Published: 14:13, 19 January 2021
| Updated: 14:16, 19 January 2021
A blood plasma donation centre has ceased operations after the treatment was found ineffective on Covid-19.
People who had recovered from a positive coronavirus case were asked to donate blood, from which its plasma would be siphoned.
It was hoped the clear fluid would boost hospital patient's immune system response to Covid, lowering deaths.
However a medical study published on Saturday showed that no measurable difference could be seen between patients on the standard treatment and those given immune blood plasma.
Using a pool of 10,400 UK patients, Oxford researchers analysed 1,873 deaths and found 18% of patients treated with convalescent plasma died within 28 days - the same figure for the group given standard treatment.
The finding dashed international hopes for the treatment, and has led to the Ashford donation drive to end.
In a post on its facebook page, County Square wrote: "The interim results do not show evidence that convalescent plasma has an overall benefit on patient outcomes in moderately ill people.
"Following these results, plasma donations have been temporarily suspended.

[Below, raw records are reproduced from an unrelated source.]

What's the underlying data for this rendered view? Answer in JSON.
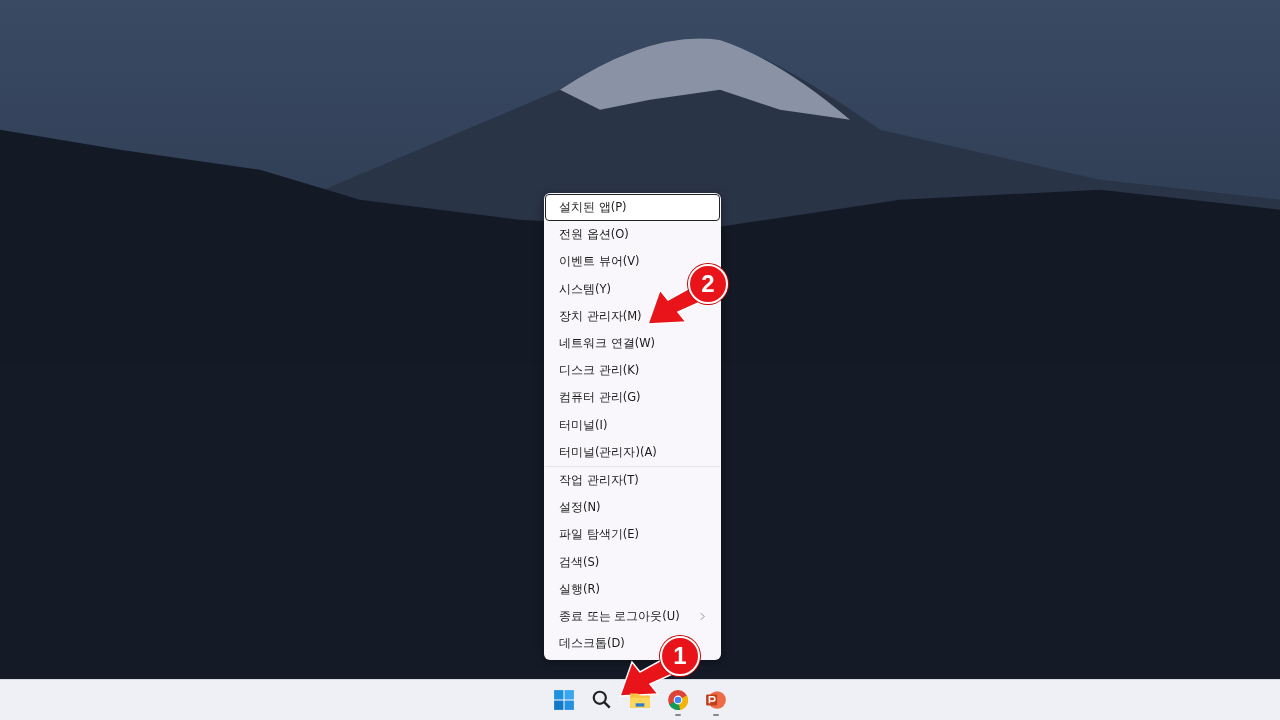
{
  "menu": {
    "groups": [
      {
        "items": [
          {
            "label": "설치된 앱(P)",
            "selected": true,
            "has_submenu": false
          },
          {
            "label": "전원 옵션(O)",
            "selected": false,
            "has_submenu": false
          },
          {
            "label": "이벤트 뷰어(V)",
            "selected": false,
            "has_submenu": false
          },
          {
            "label": "시스템(Y)",
            "selected": false,
            "has_submenu": false
          },
          {
            "label": "장치 관리자(M)",
            "selected": false,
            "has_submenu": false
          },
          {
            "label": "네트워크 연결(W)",
            "selected": false,
            "has_submenu": false
          },
          {
            "label": "디스크 관리(K)",
            "selected": false,
            "has_submenu": false
          },
          {
            "label": "컴퓨터 관리(G)",
            "selected": false,
            "has_submenu": false
          },
          {
            "label": "터미널(I)",
            "selected": false,
            "has_submenu": false
          },
          {
            "label": "터미널(관리자)(A)",
            "selected": false,
            "has_submenu": false
          }
        ]
      },
      {
        "items": [
          {
            "label": "작업 관리자(T)",
            "selected": false,
            "has_submenu": false
          },
          {
            "label": "설정(N)",
            "selected": false,
            "has_submenu": false
          },
          {
            "label": "파일 탐색기(E)",
            "selected": false,
            "has_submenu": false
          },
          {
            "label": "검색(S)",
            "selected": false,
            "has_submenu": false
          },
          {
            "label": "실행(R)",
            "selected": false,
            "has_submenu": false
          },
          {
            "label": "종료 또는 로그아웃(U)",
            "selected": false,
            "has_submenu": true
          },
          {
            "label": "데스크톱(D)",
            "selected": false,
            "has_submenu": false
          }
        ]
      }
    ]
  },
  "taskbar": {
    "icons": [
      {
        "kind": "start",
        "running": false
      },
      {
        "kind": "search",
        "running": false
      },
      {
        "kind": "folder",
        "running": false
      },
      {
        "kind": "browser",
        "running": true
      },
      {
        "kind": "slides",
        "running": true
      }
    ]
  },
  "callouts": [
    {
      "number": "2"
    },
    {
      "number": "1"
    }
  ]
}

"Donors are being asked to keep the appointments booked for the future while the team is exploring all the options. Donor contact teams will be contacting them with news."